Data about app and page elements
# # # # #

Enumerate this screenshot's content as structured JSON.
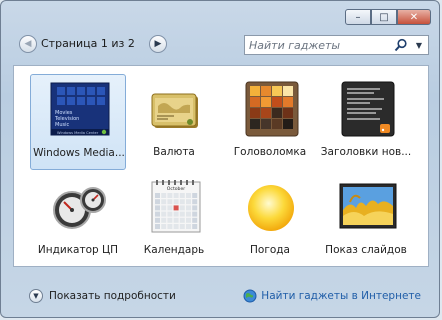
{
  "window": {
    "controls": {
      "minimize": "–",
      "maximize": "□",
      "close": "✕"
    }
  },
  "toolbar": {
    "page_info": "Страница 1 из 2",
    "search_placeholder": "Найти гаджеты"
  },
  "gadgets": [
    {
      "label": "Windows Media...",
      "icon": "windows-media-center-icon",
      "selected": true,
      "thumb_text": [
        "Movies",
        "Television",
        "Music"
      ],
      "thumb_bar": "Windows Media Center"
    },
    {
      "label": "Валюта",
      "icon": "currency-icon",
      "selected": false
    },
    {
      "label": "Головоломка",
      "icon": "puzzle-icon",
      "selected": false
    },
    {
      "label": "Заголовки нов...",
      "icon": "news-headlines-icon",
      "selected": false
    },
    {
      "label": "Индикатор ЦП",
      "icon": "cpu-meter-icon",
      "selected": false
    },
    {
      "label": "Календарь",
      "icon": "calendar-icon",
      "selected": false,
      "month": "October",
      "days": [
        "Sun",
        "Mon",
        "Tue",
        "Wed",
        "Thu",
        "Fri",
        "Sat"
      ]
    },
    {
      "label": "Погода",
      "icon": "weather-sun-icon",
      "selected": false
    },
    {
      "label": "Показ слайдов",
      "icon": "slideshow-icon",
      "selected": false
    }
  ],
  "footer": {
    "show_details": "Показать подробности",
    "get_online": "Найти гаджеты в Интернете"
  },
  "colors": {
    "accent": "#1f5da8",
    "selected_bg": "#cfe3f6"
  }
}
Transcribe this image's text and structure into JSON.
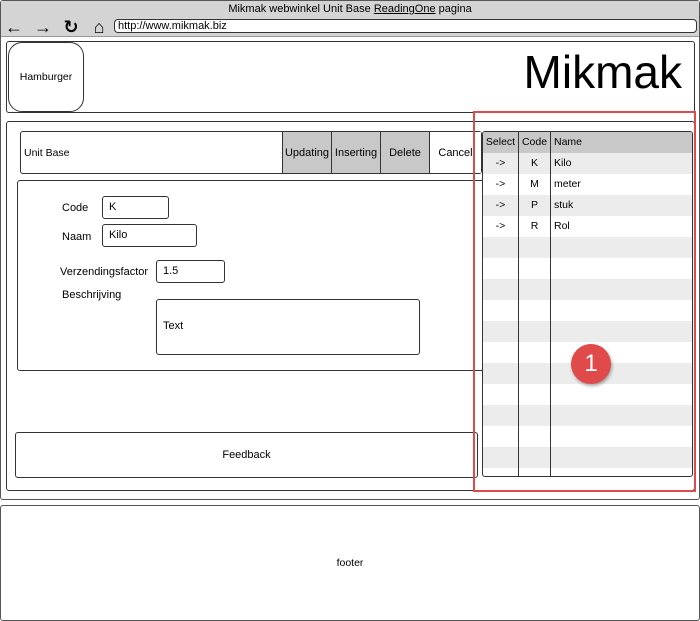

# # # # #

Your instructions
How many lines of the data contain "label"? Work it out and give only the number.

Answer space
8